If you read popular magazines or blogs, particularly those in and around the health, nutrition and fitness spheres, you’ve likely run across the term “bio-hacking” recently. Like most jargon, the term tends to get thrown around without much in the way of explanation, making it hard to tell from one source to the next if all the fuss is a temporary trend or if we’re witnessing an actual societal shift in mainstream medicine. So today, we’re going to take a look at what bio-hacking is, where it comes from, and how it works, and why it is (or isn’t) important.
What is biohacking?
At base, biohacking is the process and practice of:
- Researching and experimenting with your body, habits, and environment.
- Determining, through testing of all kinds, what makes your unique body and mind thrive.
- Continuously and intentionally adjusting your life, habits, and environment to improve your personal happiness, health, and performance.
What sets biohacking apart from other self-improvement or health and fitness approaches?
Biohacking is unique in its emphasis on “N of 1” testing and functional results.
An “N of 1” trial is research conducted on only a single patient. Such trials produce incredibly detailed and powerful information for the person in question, but their results cannot necessarily be extrapolated to anyone else.
Biohacking embodies the “N of 1” philosophy in that:
- Biohackers seek to understand, map, and improve their specific bodies. If what they learn informs larger health trends and research, that is just a bonus.
- Biohackers set their own personal, professional and health targets independently of what mainstream medicine or other purported “professionals” recommend. For some biohackers, this means seeking peak performance from themselves across the board. For others, it simply means achieving holistic goals that may include religious, social, and other targets not usually addressed or acknowledged by mainstream medicine.
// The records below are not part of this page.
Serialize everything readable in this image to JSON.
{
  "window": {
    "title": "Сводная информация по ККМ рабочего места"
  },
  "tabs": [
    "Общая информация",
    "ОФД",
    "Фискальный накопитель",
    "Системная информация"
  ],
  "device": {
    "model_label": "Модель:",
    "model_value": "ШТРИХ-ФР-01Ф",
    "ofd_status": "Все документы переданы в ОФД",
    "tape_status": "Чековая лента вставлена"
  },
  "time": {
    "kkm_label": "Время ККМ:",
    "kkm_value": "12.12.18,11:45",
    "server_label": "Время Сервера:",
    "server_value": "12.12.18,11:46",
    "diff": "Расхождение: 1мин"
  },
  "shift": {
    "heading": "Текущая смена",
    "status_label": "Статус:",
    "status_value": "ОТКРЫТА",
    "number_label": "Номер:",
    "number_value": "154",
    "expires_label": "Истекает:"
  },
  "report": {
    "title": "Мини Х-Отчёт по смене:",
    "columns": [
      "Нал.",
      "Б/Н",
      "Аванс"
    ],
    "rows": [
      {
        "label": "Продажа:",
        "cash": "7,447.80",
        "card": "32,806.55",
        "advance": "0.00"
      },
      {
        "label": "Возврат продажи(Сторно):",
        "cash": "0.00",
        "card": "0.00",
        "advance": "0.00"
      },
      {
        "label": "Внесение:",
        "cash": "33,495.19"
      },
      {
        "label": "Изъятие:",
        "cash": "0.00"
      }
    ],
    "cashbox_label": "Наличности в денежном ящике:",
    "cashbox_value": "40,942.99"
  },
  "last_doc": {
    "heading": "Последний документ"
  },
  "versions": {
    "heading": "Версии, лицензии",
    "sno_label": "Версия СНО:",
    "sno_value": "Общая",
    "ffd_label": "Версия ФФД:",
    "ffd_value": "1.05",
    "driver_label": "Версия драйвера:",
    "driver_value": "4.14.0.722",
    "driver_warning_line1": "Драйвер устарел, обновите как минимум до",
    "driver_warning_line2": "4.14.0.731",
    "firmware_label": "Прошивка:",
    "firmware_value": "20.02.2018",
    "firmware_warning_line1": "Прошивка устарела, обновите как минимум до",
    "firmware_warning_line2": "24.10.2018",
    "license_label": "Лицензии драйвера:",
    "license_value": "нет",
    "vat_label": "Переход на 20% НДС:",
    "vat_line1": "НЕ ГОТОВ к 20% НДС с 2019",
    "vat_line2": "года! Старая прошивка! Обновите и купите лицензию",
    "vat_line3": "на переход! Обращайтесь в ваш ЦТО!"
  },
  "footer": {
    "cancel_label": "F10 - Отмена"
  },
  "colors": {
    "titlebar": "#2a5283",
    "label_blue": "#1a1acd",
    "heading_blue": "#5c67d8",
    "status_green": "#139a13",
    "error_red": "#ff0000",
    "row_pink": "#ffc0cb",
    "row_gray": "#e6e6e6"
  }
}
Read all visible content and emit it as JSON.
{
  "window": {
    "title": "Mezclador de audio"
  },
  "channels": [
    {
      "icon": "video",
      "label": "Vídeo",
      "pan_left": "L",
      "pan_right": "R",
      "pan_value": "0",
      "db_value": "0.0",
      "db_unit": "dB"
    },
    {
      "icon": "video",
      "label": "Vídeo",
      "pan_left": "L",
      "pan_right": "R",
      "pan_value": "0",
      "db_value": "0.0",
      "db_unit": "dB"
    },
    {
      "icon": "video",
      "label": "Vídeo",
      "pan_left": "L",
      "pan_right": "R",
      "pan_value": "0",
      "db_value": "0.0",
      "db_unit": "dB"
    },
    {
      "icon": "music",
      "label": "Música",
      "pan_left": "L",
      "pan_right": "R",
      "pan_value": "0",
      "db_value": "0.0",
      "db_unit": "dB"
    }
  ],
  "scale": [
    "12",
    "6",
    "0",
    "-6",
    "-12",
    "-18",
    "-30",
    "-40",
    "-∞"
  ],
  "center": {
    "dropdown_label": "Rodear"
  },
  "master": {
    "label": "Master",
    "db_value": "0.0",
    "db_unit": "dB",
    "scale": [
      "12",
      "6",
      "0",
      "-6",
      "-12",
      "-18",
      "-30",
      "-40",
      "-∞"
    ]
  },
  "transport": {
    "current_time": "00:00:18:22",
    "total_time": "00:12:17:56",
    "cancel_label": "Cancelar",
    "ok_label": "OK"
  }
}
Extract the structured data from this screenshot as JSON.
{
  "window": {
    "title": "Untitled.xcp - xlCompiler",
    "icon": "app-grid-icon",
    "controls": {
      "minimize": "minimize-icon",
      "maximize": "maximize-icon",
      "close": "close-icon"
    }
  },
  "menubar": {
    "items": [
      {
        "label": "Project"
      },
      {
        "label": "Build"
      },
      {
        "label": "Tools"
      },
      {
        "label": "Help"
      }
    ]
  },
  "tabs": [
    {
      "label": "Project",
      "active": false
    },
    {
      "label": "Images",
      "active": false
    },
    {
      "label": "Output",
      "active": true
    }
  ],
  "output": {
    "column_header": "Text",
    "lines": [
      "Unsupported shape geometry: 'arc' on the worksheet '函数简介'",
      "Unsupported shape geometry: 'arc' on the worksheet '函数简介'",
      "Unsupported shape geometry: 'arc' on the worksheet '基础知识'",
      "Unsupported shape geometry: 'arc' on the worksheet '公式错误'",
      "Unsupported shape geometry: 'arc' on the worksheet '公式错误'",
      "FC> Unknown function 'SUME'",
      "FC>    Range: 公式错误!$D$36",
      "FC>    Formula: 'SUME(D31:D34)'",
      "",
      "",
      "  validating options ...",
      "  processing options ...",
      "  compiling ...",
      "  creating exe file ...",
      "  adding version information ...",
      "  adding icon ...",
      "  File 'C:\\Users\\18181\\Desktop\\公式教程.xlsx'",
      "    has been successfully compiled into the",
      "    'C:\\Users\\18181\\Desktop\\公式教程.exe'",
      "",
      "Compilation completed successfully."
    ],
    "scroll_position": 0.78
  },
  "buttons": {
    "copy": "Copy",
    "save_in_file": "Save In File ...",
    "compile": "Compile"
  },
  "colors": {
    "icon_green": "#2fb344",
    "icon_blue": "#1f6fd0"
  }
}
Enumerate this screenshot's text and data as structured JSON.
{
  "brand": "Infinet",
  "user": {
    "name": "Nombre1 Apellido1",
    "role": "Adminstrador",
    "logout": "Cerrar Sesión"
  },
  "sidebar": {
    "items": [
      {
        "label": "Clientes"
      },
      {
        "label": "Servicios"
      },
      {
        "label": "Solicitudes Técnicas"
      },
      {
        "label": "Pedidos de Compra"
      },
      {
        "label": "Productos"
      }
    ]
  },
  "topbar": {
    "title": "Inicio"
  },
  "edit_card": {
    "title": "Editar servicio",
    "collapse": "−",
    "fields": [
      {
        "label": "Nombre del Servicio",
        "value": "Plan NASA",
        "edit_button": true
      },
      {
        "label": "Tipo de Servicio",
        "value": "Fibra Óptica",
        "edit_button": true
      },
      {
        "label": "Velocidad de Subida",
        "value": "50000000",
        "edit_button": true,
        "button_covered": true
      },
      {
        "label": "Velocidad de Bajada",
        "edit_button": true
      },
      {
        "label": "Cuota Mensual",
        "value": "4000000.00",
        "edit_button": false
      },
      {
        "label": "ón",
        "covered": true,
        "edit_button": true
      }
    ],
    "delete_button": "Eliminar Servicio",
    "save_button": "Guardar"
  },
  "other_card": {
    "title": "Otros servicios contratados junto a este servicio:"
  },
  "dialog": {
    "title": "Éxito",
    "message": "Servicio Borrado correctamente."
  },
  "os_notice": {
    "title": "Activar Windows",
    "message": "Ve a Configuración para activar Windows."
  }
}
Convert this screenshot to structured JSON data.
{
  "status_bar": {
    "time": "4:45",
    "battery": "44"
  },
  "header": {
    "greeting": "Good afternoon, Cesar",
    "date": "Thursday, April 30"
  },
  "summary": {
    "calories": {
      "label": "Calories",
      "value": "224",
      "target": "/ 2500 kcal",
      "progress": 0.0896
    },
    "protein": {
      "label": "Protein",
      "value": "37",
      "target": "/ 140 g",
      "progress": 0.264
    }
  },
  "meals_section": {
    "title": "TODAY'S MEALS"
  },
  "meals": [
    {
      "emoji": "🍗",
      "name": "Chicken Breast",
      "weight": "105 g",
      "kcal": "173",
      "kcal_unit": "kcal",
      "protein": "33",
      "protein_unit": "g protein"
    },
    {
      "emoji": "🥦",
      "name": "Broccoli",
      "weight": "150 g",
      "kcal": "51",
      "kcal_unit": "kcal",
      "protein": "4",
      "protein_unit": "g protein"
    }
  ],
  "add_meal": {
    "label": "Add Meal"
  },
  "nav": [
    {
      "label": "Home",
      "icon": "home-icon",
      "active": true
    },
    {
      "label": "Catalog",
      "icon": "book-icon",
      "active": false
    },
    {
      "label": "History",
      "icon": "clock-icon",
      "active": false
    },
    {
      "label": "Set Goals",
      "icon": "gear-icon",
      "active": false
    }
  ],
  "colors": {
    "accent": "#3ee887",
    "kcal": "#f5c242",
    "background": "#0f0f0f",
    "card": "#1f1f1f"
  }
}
In keeping with its highly independent and individualized focus, biohacking also emphasizes functional results over theory. While most biohackers have at least some degree of interest in the science behind their results, achieving results is paramount.
For instance, if a biohacker discovers through experimentation that (s)he thrives on a gluten-free diet, then (s)he will adopt that diet because it leads to improved performance and quality of life. (S)he will make that change even if the “why” behind the finding is unclear because the truly important part of the equation for a biohacker is the results.
What does biohacking involve?
Biohacking is a comprehensive term. In theory, it can cover anything from changing your diet and lifestyle to getting cognitive behavioral therapy to genetic engineering. In practice, most people start small and work their way up. Dietary changes, kicking or starting habits one at a time, and improving sleeping habits or relationships are popular places to start.
Who becomes a biohacker and why?
Anyone can become a biohacker! All one needs to get started is:
- An interest in improving one’s life or health.
- Willingness to do a little reading and research.
- A notebook, spreadsheet, or another simple system for tracking self-experiments and their results.
Most biohackers are drawn to the process by:
- Dissatisfaction with their lives or health.
- Unhappiness with the care, resources, and answers available to them from standard health providers, fitness programs, or fitness routines.
- Natural curiosity.
- The desire to reach one or more goals and the understanding that one’s body, environment, and/or habits much change in order for achieving those goals to become possible.
What are the benefits of being a biohacker?
The primary benefits of biohacking include:
- Increased energy.
- Reduced pain/discomfort.
- Better health.
- More satisfaction with one’s life.
Biohacking gives people a feeling of control over their lives, which is sometimes referred to as having an internal locus of control. Having an internal locus of control is strongly correlated with better outcomes in almost all areas of life.
Is biohacking dangerous?
Biohacking can potentially be dangerous when approached recklessly or if biohackers purposefully ignore the signals their bodies are giving them. For example, biohackers could put themselves at risk of serious consequences if they were to stop taking certain prescription medications “cold turkey” without first consulting their doctors.
However, common sense biohacking and self-experiments undertaken with care and intention are almost always not only safe but highly beneficial!
This is because the entire point of biohacking is to improve one’s health and performance. Experiments that don’t lead to improved health, happiness, energy, or the achievement of biohackers’ goals are abandoned and replaced with new habits and choices that do. This inherently serves as a safety mechanism for biohackers.
How does someone get started biohacking?
The same way you start anything else new!
- Stop by Amazon or your local library and pick up a book on the subject.
- Check out leading-edge biohacker Dave Asprey’s blog post on Biohacking 101 or his youtube video sharing his five favorite hacks.
- Use MeetUp or a similar site to find a biohacking group near you and attend an event.
- Just jump in! Pick an experiment you’ve been considering for your life – doing a Whole 30, going to bed an hour earlier, trying meditation – grab a notebook to record your feelings and observations, and give it a go!
Is biohacking a fad or the future of medicine?
There’s no denying that biohacking is trendy right now. But from subscription medicine to the latest research trends in big businesses like breast cancer, medicine is unmistakably leaning strongly toward more individualized treatment and more patient ownership of personal health. So whether biohacking continues as it is or morphs into something else, it’s definitely the wave of the future rather than a fad.